» LISTED RECORDS:
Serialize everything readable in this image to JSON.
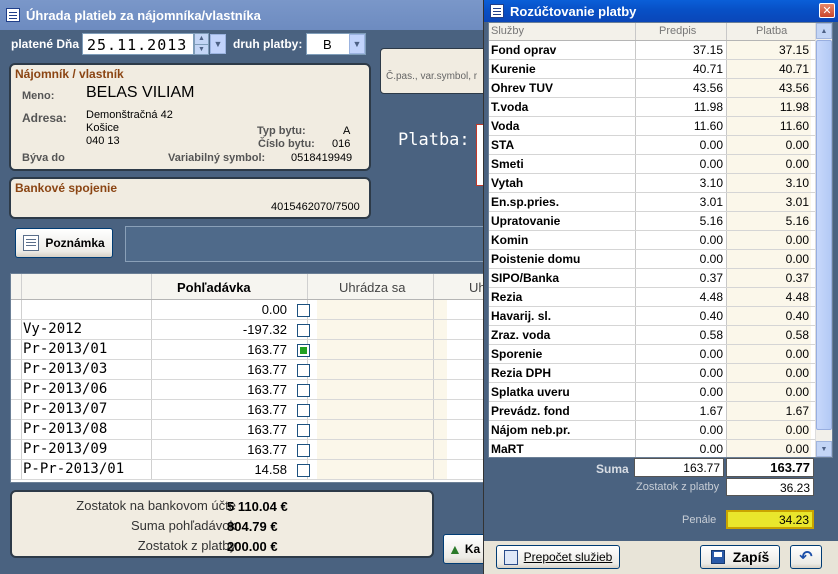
{
  "win1": {
    "title": "Úhrada platieb za nájomníka/vlastníka",
    "date_label": "platené Dňa",
    "date_value": "25.11.2013",
    "druh_label": "druh platby:",
    "druh_value": "B",
    "search_placeholder": "Č.pas., var.symbol, r",
    "platba_label": "Platba:",
    "tenant": {
      "title": "Nájomník / vlastník",
      "meno_label": "Meno:",
      "meno": "BELAS VILIAM",
      "adresa_label": "Adresa:",
      "adresa1": "Demonštračná 42",
      "adresa2": "Košice",
      "adresa3": "040 13",
      "typ_label": "Typ bytu:",
      "typ": "A",
      "cislo_label": "Číslo bytu:",
      "cislo": "016",
      "byva_label": "Býva do",
      "vs_label": "Variabilný symbol:",
      "vs": "0518419949"
    },
    "bank": {
      "title": "Bankové spojenie",
      "account": "4015462070/7500"
    },
    "note_button": "Poznámka",
    "grid": {
      "col_pohladavka": "Pohľadávka",
      "col_uhradza": "Uhrádza sa",
      "col_uh": "Uh",
      "rows": [
        {
          "name": "",
          "value": "0.00",
          "checked": false
        },
        {
          "name": "Vy-2012",
          "value": "-197.32",
          "checked": false
        },
        {
          "name": "Pr-2013/01",
          "value": "163.77",
          "checked": true
        },
        {
          "name": "Pr-2013/03",
          "value": "163.77",
          "checked": false
        },
        {
          "name": "Pr-2013/06",
          "value": "163.77",
          "checked": false
        },
        {
          "name": "Pr-2013/07",
          "value": "163.77",
          "checked": false
        },
        {
          "name": "Pr-2013/08",
          "value": "163.77",
          "checked": false
        },
        {
          "name": "Pr-2013/09",
          "value": "163.77",
          "checked": false
        },
        {
          "name": "P-Pr-2013/01",
          "value": "14.58",
          "checked": false
        }
      ]
    },
    "summary": {
      "zostatok_banka_label": "Zostatok na bankovom účte",
      "zostatok_banka": "5 110.04 €",
      "suma_pohl_label": "Suma pohľadávok",
      "suma_pohl": "804.79 €",
      "zostatok_platby_label": "Zostatok z platby",
      "zostatok_platby": "200.00 €"
    },
    "ka_button": "Ka"
  },
  "win2": {
    "title": "Rozúčtovanie platby",
    "col_sluzby": "Služby",
    "col_predpis": "Predpis",
    "col_platba": "Platba",
    "rows": [
      {
        "name": "Fond oprav",
        "predpis": "37.15",
        "platba": "37.15"
      },
      {
        "name": "Kurenie",
        "predpis": "40.71",
        "platba": "40.71"
      },
      {
        "name": "Ohrev TUV",
        "predpis": "43.56",
        "platba": "43.56"
      },
      {
        "name": "T.voda",
        "predpis": "11.98",
        "platba": "11.98"
      },
      {
        "name": "Voda",
        "predpis": "11.60",
        "platba": "11.60"
      },
      {
        "name": "STA",
        "predpis": "0.00",
        "platba": "0.00"
      },
      {
        "name": "Smeti",
        "predpis": "0.00",
        "platba": "0.00"
      },
      {
        "name": "Vytah",
        "predpis": "3.10",
        "platba": "3.10"
      },
      {
        "name": "En.sp.pries.",
        "predpis": "3.01",
        "platba": "3.01"
      },
      {
        "name": "Upratovanie",
        "predpis": "5.16",
        "platba": "5.16"
      },
      {
        "name": "Komin",
        "predpis": "0.00",
        "platba": "0.00"
      },
      {
        "name": "Poistenie domu",
        "predpis": "0.00",
        "platba": "0.00"
      },
      {
        "name": "SIPO/Banka",
        "predpis": "0.37",
        "platba": "0.37"
      },
      {
        "name": "Rezia",
        "predpis": "4.48",
        "platba": "4.48"
      },
      {
        "name": "Havarij. sl.",
        "predpis": "0.40",
        "platba": "0.40"
      },
      {
        "name": "Zraz. voda",
        "predpis": "0.58",
        "platba": "0.58"
      },
      {
        "name": "Sporenie",
        "predpis": "0.00",
        "platba": "0.00"
      },
      {
        "name": "Rezia DPH",
        "predpis": "0.00",
        "platba": "0.00"
      },
      {
        "name": "Splatka uveru",
        "predpis": "0.00",
        "platba": "0.00"
      },
      {
        "name": "Prevádz. fond",
        "predpis": "1.67",
        "platba": "1.67"
      },
      {
        "name": "Nájom neb.pr.",
        "predpis": "0.00",
        "platba": "0.00"
      },
      {
        "name": "MaRT",
        "predpis": "0.00",
        "platba": "0.00"
      }
    ],
    "suma_label": "Suma",
    "suma_predpis": "163.77",
    "suma_platba": "163.77",
    "zostatok_label": "Zostatok z platby",
    "zostatok": "36.23",
    "penale_label": "Penále",
    "penale": "34.23",
    "prepocet_button": "Prepočet služieb",
    "zapis_button": "Zapíš"
  }
}
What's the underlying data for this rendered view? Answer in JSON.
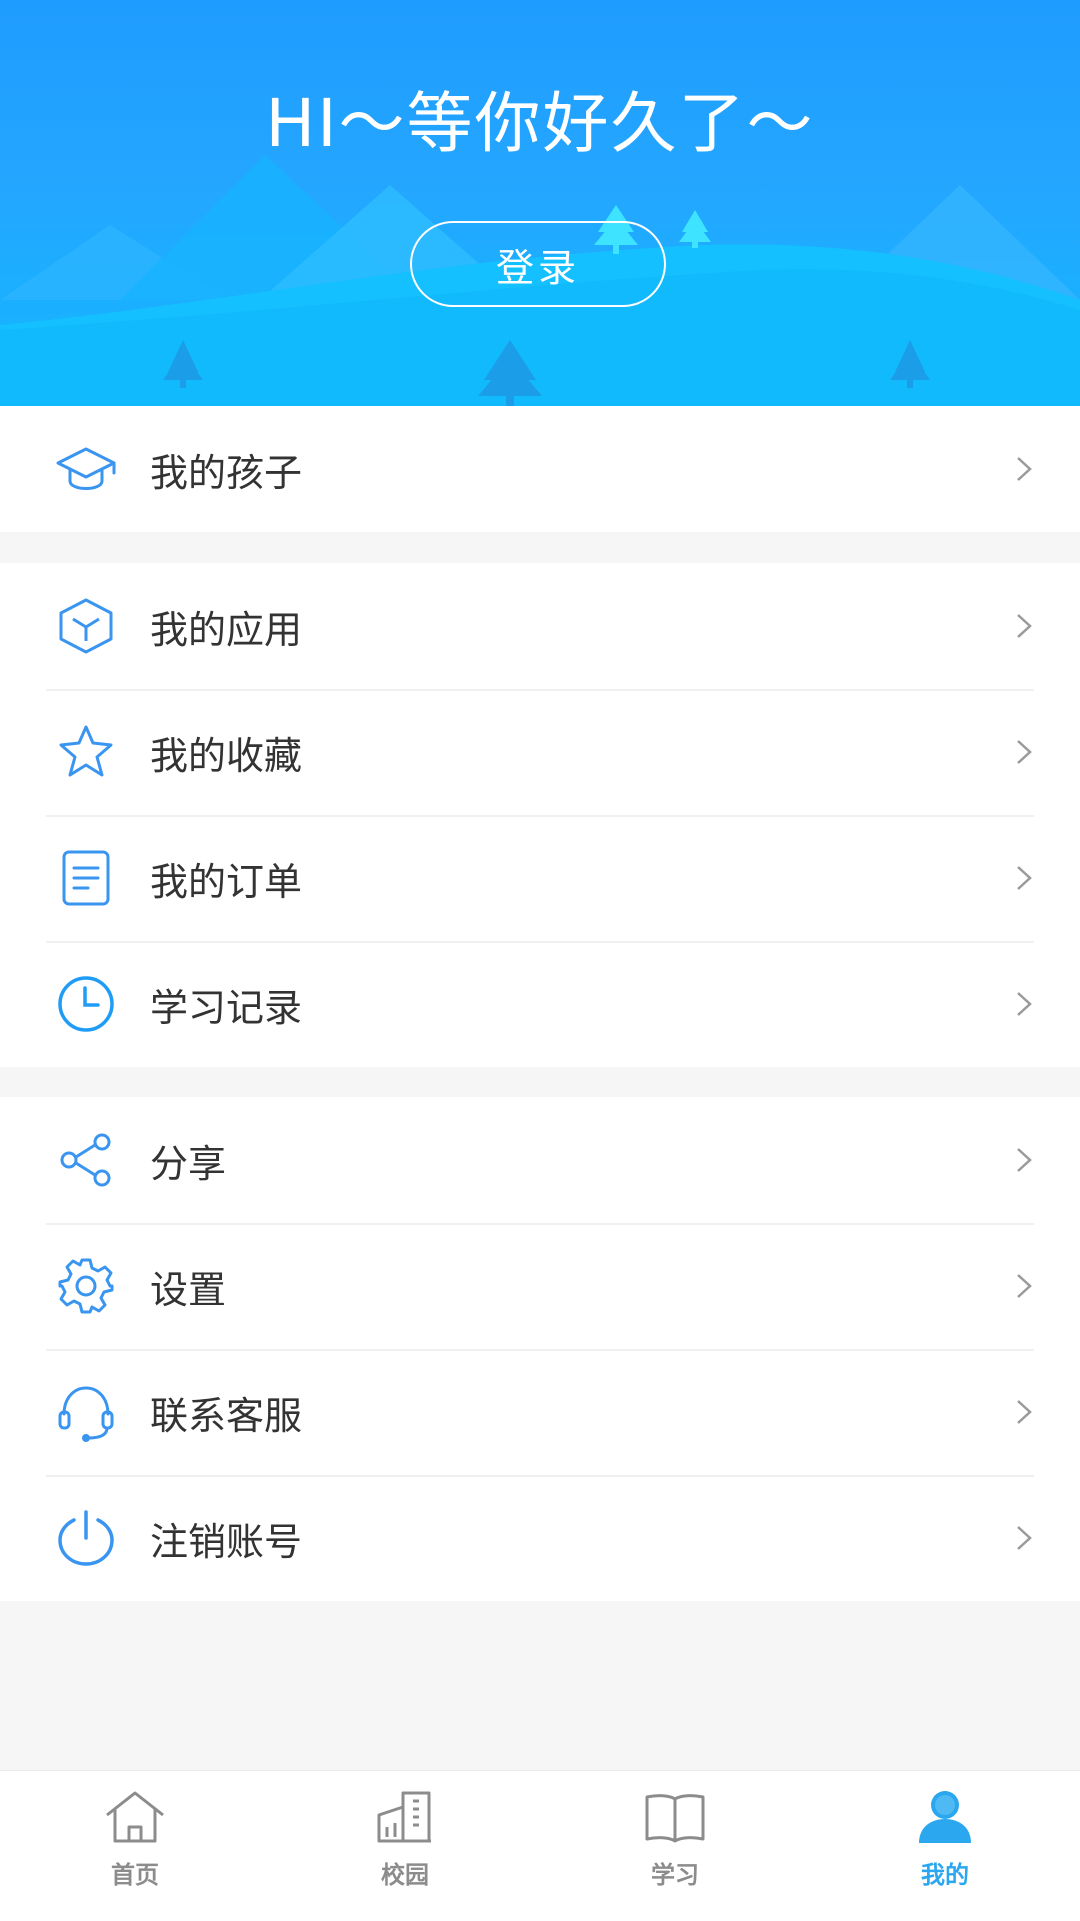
{
  "header": {
    "greeting": "HI～等你好久了～",
    "login_label": "登录"
  },
  "menu_groups": [
    {
      "items": [
        {
          "label": "我的孩子",
          "icon": "graduation-cap-icon"
        }
      ]
    },
    {
      "items": [
        {
          "label": "我的应用",
          "icon": "cube-icon"
        },
        {
          "label": "我的收藏",
          "icon": "star-icon"
        },
        {
          "label": "我的订单",
          "icon": "document-icon"
        },
        {
          "label": "学习记录",
          "icon": "clock-icon"
        }
      ]
    },
    {
      "items": [
        {
          "label": "分享",
          "icon": "share-icon"
        },
        {
          "label": "设置",
          "icon": "gear-icon"
        },
        {
          "label": "联系客服",
          "icon": "headset-icon"
        },
        {
          "label": "注销账号",
          "icon": "power-icon"
        }
      ]
    }
  ],
  "tabbar": {
    "active": "我的",
    "tabs": [
      {
        "label": "首页",
        "icon": "home-icon"
      },
      {
        "label": "校园",
        "icon": "building-icon"
      },
      {
        "label": "学习",
        "icon": "book-icon"
      },
      {
        "label": "我的",
        "icon": "user-icon"
      }
    ]
  },
  "colors": {
    "header_blue": "#1f9cff",
    "icon_blue": "#3a95f0",
    "active_tab": "#2aa7ee",
    "text": "#333333",
    "chevron": "#9a9a9a"
  }
}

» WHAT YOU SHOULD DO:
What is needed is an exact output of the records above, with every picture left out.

» EXERCISE ANSWER:
Serialize everything readable in this image to JSON.
{
  "win1": {
    "title": "Úhrada platieb za nájomníka/vlastníka",
    "date_label": "platené Dňa",
    "date_value": "25.11.2013",
    "druh_label": "druh platby:",
    "druh_value": "B",
    "search_placeholder": "Č.pas., var.symbol, r",
    "platba_label": "Platba:",
    "tenant": {
      "title": "Nájomník / vlastník",
      "meno_label": "Meno:",
      "meno": "BELAS VILIAM",
      "adresa_label": "Adresa:",
      "adresa1": "Demonštračná 42",
      "adresa2": "Košice",
      "adresa3": "040 13",
      "typ_label": "Typ bytu:",
      "typ": "A",
      "cislo_label": "Číslo bytu:",
      "cislo": "016",
      "byva_label": "Býva do",
      "vs_label": "Variabilný symbol:",
      "vs": "0518419949"
    },
    "bank": {
      "title": "Bankové spojenie",
      "account": "4015462070/7500"
    },
    "note_button": "Poznámka",
    "grid": {
      "col_pohladavka": "Pohľadávka",
      "col_uhradza": "Uhrádza sa",
      "col_uh": "Uh",
      "rows": [
        {
          "name": "",
          "value": "0.00",
          "checked": false
        },
        {
          "name": "Vy-2012",
          "value": "-197.32",
          "checked": false
        },
        {
          "name": "Pr-2013/01",
          "value": "163.77",
          "checked": true
        },
        {
          "name": "Pr-2013/03",
          "value": "163.77",
          "checked": false
        },
        {
          "name": "Pr-2013/06",
          "value": "163.77",
          "checked": false
        },
        {
          "name": "Pr-2013/07",
          "value": "163.77",
          "checked": false
        },
        {
          "name": "Pr-2013/08",
          "value": "163.77",
          "checked": false
        },
        {
          "name": "Pr-2013/09",
          "value": "163.77",
          "checked": false
        },
        {
          "name": "P-Pr-2013/01",
          "value": "14.58",
          "checked": false
        }
      ]
    },
    "summary": {
      "zostatok_banka_label": "Zostatok na bankovom účte",
      "zostatok_banka": "5 110.04 €",
      "suma_pohl_label": "Suma pohľadávok",
      "suma_pohl": "804.79 €",
      "zostatok_platby_label": "Zostatok z platby",
      "zostatok_platby": "200.00 €"
    },
    "ka_button": "Ka"
  },
  "win2": {
    "title": "Rozúčtovanie platby",
    "col_sluzby": "Služby",
    "col_predpis": "Predpis",
    "col_platba": "Platba",
    "rows": [
      {
        "name": "Fond oprav",
        "predpis": "37.15",
        "platba": "37.15"
      },
      {
        "name": "Kurenie",
        "predpis": "40.71",
        "platba": "40.71"
      },
      {
        "name": "Ohrev TUV",
        "predpis": "43.56",
        "platba": "43.56"
      },
      {
        "name": "T.voda",
        "predpis": "11.98",
        "platba": "11.98"
      },
      {
        "name": "Voda",
        "predpis": "11.60",
        "platba": "11.60"
      },
      {
        "name": "STA",
        "predpis": "0.00",
        "platba": "0.00"
      },
      {
        "name": "Smeti",
        "predpis": "0.00",
        "platba": "0.00"
      },
      {
        "name": "Vytah",
        "predpis": "3.10",
        "platba": "3.10"
      },
      {
        "name": "En.sp.pries.",
        "predpis": "3.01",
        "platba": "3.01"
      },
      {
        "name": "Upratovanie",
        "predpis": "5.16",
        "platba": "5.16"
      },
      {
        "name": "Komin",
        "predpis": "0.00",
        "platba": "0.00"
      },
      {
        "name": "Poistenie domu",
        "predpis": "0.00",
        "platba": "0.00"
      },
      {
        "name": "SIPO/Banka",
        "predpis": "0.37",
        "platba": "0.37"
      },
      {
        "name": "Rezia",
        "predpis": "4.48",
        "platba": "4.48"
      },
      {
        "name": "Havarij. sl.",
        "predpis": "0.40",
        "platba": "0.40"
      },
      {
        "name": "Zraz. voda",
        "predpis": "0.58",
        "platba": "0.58"
      },
      {
        "name": "Sporenie",
        "predpis": "0.00",
        "platba": "0.00"
      },
      {
        "name": "Rezia DPH",
        "predpis": "0.00",
        "platba": "0.00"
      },
      {
        "name": "Splatka uveru",
        "predpis": "0.00",
        "platba": "0.00"
      },
      {
        "name": "Prevádz. fond",
        "predpis": "1.67",
        "platba": "1.67"
      },
      {
        "name": "Nájom neb.pr.",
        "predpis": "0.00",
        "platba": "0.00"
      },
      {
        "name": "MaRT",
        "predpis": "0.00",
        "platba": "0.00"
      }
    ],
    "suma_label": "Suma",
    "suma_predpis": "163.77",
    "suma_platba": "163.77",
    "zostatok_label": "Zostatok z platby",
    "zostatok": "36.23",
    "penale_label": "Penále",
    "penale": "34.23",
    "prepocet_button": "Prepočet služieb",
    "zapis_button": "Zapíš"
  }
}
What's the underlying data for this rendered view? Answer in JSON.
{
  "header": {
    "greeting": "HI～等你好久了～",
    "login_label": "登录"
  },
  "menu_groups": [
    {
      "items": [
        {
          "label": "我的孩子",
          "icon": "graduation-cap-icon"
        }
      ]
    },
    {
      "items": [
        {
          "label": "我的应用",
          "icon": "cube-icon"
        },
        {
          "label": "我的收藏",
          "icon": "star-icon"
        },
        {
          "label": "我的订单",
          "icon": "document-icon"
        },
        {
          "label": "学习记录",
          "icon": "clock-icon"
        }
      ]
    },
    {
      "items": [
        {
          "label": "分享",
          "icon": "share-icon"
        },
        {
          "label": "设置",
          "icon": "gear-icon"
        },
        {
          "label": "联系客服",
          "icon": "headset-icon"
        },
        {
          "label": "注销账号",
          "icon": "power-icon"
        }
      ]
    }
  ],
  "tabbar": {
    "active": "我的",
    "tabs": [
      {
        "label": "首页",
        "icon": "home-icon"
      },
      {
        "label": "校园",
        "icon": "building-icon"
      },
      {
        "label": "学习",
        "icon": "book-icon"
      },
      {
        "label": "我的",
        "icon": "user-icon"
      }
    ]
  },
  "colors": {
    "header_blue": "#1f9cff",
    "icon_blue": "#3a95f0",
    "active_tab": "#2aa7ee",
    "text": "#333333",
    "chevron": "#9a9a9a"
  }
}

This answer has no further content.